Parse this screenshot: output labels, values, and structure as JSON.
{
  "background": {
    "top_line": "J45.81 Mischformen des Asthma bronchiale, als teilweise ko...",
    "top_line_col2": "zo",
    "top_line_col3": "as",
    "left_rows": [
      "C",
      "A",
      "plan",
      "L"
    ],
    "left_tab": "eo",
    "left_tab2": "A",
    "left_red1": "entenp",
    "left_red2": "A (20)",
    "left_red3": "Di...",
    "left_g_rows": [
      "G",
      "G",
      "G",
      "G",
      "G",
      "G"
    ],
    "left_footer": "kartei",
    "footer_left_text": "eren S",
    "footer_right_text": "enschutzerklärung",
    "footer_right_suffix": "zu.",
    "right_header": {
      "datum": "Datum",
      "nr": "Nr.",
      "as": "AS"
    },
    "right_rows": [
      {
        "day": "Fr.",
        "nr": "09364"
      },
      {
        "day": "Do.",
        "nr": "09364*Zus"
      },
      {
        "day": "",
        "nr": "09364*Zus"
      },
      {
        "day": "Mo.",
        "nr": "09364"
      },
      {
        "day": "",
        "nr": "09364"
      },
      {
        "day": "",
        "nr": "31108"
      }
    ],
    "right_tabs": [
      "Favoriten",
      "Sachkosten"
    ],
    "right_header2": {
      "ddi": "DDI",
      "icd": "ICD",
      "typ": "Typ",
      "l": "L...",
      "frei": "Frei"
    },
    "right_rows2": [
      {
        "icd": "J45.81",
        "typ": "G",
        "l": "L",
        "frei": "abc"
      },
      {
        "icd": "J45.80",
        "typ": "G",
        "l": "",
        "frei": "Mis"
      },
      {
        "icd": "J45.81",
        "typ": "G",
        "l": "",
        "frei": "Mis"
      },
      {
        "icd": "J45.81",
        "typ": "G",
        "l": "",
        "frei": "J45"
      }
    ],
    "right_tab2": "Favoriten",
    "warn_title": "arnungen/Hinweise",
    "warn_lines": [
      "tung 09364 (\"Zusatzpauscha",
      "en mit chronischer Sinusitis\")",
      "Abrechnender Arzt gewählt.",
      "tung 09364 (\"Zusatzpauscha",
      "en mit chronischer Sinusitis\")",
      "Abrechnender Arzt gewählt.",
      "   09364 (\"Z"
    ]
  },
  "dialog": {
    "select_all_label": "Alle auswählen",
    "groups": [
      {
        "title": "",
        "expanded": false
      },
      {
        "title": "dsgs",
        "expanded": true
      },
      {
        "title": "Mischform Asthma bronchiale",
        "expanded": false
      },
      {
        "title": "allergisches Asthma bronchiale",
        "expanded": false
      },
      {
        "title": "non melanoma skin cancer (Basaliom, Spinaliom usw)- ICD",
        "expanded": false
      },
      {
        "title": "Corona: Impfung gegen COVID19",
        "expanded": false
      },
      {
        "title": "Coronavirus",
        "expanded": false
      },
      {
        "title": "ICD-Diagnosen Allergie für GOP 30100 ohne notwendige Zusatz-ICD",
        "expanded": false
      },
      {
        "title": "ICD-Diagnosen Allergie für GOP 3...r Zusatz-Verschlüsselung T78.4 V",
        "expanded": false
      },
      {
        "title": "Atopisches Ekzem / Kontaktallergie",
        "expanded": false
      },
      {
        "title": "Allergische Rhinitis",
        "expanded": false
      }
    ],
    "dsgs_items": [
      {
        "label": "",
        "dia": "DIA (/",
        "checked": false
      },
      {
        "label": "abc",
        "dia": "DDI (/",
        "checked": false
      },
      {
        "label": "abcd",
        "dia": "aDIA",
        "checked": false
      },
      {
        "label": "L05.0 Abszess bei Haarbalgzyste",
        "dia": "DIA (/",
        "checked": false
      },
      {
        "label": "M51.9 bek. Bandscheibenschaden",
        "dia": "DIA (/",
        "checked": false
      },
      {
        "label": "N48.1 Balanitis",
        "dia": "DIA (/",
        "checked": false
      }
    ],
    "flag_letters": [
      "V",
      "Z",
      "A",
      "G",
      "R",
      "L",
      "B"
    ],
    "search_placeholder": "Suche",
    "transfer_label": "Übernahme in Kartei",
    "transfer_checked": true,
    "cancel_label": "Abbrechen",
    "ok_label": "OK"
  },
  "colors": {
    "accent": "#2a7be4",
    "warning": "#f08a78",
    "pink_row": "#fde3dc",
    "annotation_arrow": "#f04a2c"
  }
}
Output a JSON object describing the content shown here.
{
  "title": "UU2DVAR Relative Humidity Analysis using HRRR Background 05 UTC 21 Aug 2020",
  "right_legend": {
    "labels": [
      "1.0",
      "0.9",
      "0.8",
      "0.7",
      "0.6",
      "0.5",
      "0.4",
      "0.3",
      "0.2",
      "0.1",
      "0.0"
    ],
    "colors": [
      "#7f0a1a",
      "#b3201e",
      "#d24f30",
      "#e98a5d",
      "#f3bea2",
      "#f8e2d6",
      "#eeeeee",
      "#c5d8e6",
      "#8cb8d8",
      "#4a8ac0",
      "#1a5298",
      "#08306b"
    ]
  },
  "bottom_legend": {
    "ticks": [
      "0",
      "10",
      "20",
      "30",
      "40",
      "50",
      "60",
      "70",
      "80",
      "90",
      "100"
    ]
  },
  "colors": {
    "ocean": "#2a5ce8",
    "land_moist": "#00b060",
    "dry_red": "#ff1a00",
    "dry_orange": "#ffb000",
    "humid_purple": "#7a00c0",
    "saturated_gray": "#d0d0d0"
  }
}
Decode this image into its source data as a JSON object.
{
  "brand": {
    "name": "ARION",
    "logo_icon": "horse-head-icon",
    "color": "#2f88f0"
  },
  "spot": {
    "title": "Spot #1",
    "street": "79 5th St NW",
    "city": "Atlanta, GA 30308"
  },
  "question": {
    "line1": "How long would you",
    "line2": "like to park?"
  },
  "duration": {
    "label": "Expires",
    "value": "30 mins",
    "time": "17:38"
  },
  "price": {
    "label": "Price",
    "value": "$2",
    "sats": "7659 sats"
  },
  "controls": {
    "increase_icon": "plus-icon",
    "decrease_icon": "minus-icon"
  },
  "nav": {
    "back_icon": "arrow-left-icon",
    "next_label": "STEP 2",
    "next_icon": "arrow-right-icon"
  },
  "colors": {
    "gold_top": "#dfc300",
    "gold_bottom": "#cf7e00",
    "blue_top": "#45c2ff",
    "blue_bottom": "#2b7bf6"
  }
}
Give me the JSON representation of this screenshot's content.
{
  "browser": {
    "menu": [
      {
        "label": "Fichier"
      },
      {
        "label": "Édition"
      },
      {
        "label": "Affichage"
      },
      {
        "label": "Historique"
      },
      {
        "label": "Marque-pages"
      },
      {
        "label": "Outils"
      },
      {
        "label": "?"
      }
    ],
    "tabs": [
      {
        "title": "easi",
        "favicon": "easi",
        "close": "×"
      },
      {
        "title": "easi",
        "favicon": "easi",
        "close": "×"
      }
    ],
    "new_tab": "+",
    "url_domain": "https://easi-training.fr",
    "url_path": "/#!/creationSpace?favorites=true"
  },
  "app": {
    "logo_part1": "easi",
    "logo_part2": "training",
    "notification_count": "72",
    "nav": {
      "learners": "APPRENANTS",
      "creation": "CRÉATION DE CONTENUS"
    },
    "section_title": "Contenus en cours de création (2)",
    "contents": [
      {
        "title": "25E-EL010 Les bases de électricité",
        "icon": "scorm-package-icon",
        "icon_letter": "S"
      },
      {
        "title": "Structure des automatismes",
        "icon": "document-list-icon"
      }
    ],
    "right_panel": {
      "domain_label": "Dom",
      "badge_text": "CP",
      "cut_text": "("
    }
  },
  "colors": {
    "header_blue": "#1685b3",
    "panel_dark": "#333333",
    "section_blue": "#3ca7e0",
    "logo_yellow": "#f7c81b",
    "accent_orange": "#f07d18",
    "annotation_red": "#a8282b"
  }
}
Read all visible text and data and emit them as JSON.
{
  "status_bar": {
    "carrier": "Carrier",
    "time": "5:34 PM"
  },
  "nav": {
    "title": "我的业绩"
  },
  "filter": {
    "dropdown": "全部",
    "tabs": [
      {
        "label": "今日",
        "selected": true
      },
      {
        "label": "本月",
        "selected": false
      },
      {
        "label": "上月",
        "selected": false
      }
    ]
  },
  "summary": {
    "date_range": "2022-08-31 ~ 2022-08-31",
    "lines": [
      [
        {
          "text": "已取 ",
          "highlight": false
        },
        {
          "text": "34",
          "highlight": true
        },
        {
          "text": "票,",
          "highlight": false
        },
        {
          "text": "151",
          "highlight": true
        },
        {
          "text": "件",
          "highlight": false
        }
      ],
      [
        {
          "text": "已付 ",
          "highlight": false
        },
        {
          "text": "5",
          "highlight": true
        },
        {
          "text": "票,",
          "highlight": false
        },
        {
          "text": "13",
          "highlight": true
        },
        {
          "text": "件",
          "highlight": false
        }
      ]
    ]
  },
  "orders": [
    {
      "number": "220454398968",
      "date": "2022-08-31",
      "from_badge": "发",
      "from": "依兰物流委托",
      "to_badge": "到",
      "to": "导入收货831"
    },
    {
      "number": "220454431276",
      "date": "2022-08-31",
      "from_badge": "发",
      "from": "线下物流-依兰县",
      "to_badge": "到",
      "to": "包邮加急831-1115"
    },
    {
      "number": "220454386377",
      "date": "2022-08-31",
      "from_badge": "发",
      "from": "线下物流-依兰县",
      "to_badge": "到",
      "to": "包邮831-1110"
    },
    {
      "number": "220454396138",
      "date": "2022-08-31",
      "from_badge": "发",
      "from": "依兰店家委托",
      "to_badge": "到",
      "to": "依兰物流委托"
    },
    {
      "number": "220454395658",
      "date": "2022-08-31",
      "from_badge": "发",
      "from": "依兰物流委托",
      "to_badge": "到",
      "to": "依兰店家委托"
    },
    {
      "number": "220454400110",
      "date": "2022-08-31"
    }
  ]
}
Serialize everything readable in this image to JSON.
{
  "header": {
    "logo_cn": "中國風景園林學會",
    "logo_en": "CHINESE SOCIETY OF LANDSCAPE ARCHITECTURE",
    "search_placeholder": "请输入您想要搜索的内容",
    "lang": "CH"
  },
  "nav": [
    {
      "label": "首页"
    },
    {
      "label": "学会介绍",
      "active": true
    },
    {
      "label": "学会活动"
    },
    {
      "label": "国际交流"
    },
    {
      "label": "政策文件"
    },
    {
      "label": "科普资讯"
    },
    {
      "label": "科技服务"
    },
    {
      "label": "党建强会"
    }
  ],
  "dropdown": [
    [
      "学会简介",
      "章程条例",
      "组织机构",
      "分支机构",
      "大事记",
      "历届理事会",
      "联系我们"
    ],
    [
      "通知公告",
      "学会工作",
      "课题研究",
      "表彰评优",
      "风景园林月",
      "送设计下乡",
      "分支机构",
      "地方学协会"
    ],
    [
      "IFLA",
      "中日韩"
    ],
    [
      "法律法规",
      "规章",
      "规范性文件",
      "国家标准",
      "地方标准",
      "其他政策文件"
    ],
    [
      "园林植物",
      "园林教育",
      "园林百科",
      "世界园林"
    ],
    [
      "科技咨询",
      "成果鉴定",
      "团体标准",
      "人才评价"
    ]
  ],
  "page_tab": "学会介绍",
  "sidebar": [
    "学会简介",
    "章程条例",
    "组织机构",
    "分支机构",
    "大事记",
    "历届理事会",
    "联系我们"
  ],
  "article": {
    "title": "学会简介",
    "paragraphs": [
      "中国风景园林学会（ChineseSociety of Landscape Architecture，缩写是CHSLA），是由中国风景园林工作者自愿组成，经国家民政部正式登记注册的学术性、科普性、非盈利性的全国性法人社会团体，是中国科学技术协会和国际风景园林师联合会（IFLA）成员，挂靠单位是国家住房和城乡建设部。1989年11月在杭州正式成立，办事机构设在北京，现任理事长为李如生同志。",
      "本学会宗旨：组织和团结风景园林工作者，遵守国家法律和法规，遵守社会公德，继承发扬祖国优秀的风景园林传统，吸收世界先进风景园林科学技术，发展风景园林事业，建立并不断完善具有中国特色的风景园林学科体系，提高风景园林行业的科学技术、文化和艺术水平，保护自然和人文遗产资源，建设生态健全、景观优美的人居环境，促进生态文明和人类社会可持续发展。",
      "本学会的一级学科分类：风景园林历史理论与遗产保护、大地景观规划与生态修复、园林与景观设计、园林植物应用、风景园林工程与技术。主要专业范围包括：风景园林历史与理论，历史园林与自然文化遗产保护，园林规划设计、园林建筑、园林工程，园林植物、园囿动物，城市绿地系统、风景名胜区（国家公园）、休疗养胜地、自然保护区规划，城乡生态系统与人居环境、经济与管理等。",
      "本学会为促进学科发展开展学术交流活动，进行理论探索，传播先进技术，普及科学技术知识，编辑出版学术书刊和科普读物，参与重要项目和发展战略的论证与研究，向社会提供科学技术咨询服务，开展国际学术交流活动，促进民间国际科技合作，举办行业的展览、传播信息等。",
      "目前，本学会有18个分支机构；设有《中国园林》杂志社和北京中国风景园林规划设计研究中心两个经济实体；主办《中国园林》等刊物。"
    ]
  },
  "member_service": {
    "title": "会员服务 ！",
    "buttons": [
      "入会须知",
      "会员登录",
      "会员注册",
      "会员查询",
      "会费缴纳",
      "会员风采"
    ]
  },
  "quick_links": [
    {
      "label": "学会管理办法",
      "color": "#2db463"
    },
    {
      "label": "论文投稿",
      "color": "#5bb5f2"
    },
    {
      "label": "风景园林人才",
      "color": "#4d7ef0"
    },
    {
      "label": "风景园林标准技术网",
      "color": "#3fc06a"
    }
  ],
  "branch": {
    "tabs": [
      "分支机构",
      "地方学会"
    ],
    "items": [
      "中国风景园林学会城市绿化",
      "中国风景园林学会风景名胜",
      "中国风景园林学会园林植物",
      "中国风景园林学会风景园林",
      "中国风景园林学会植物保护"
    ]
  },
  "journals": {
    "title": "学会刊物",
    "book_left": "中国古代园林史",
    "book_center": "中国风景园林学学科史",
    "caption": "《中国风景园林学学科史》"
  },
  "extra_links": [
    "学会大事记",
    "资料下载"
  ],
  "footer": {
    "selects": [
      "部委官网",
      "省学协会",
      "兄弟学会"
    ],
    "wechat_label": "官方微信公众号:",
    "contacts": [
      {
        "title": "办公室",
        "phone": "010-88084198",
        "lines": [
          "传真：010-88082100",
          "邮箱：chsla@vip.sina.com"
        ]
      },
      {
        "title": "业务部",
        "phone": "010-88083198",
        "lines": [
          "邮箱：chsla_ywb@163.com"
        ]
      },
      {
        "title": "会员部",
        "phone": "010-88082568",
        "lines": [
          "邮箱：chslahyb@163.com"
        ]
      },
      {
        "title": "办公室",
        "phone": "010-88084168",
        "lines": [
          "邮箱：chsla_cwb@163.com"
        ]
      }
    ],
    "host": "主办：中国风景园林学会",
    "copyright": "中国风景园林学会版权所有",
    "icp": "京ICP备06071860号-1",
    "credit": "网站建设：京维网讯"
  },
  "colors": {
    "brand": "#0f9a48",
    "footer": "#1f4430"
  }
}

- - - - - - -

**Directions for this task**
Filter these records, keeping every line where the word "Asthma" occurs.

**Exercise answer**
    "top_line": "J45.81 Mischformen des Asthma bronchiale, als teilweise ko...",
        "title": "Mischform Asthma bronchiale",
        "title": "allergisches Asthma bronchiale",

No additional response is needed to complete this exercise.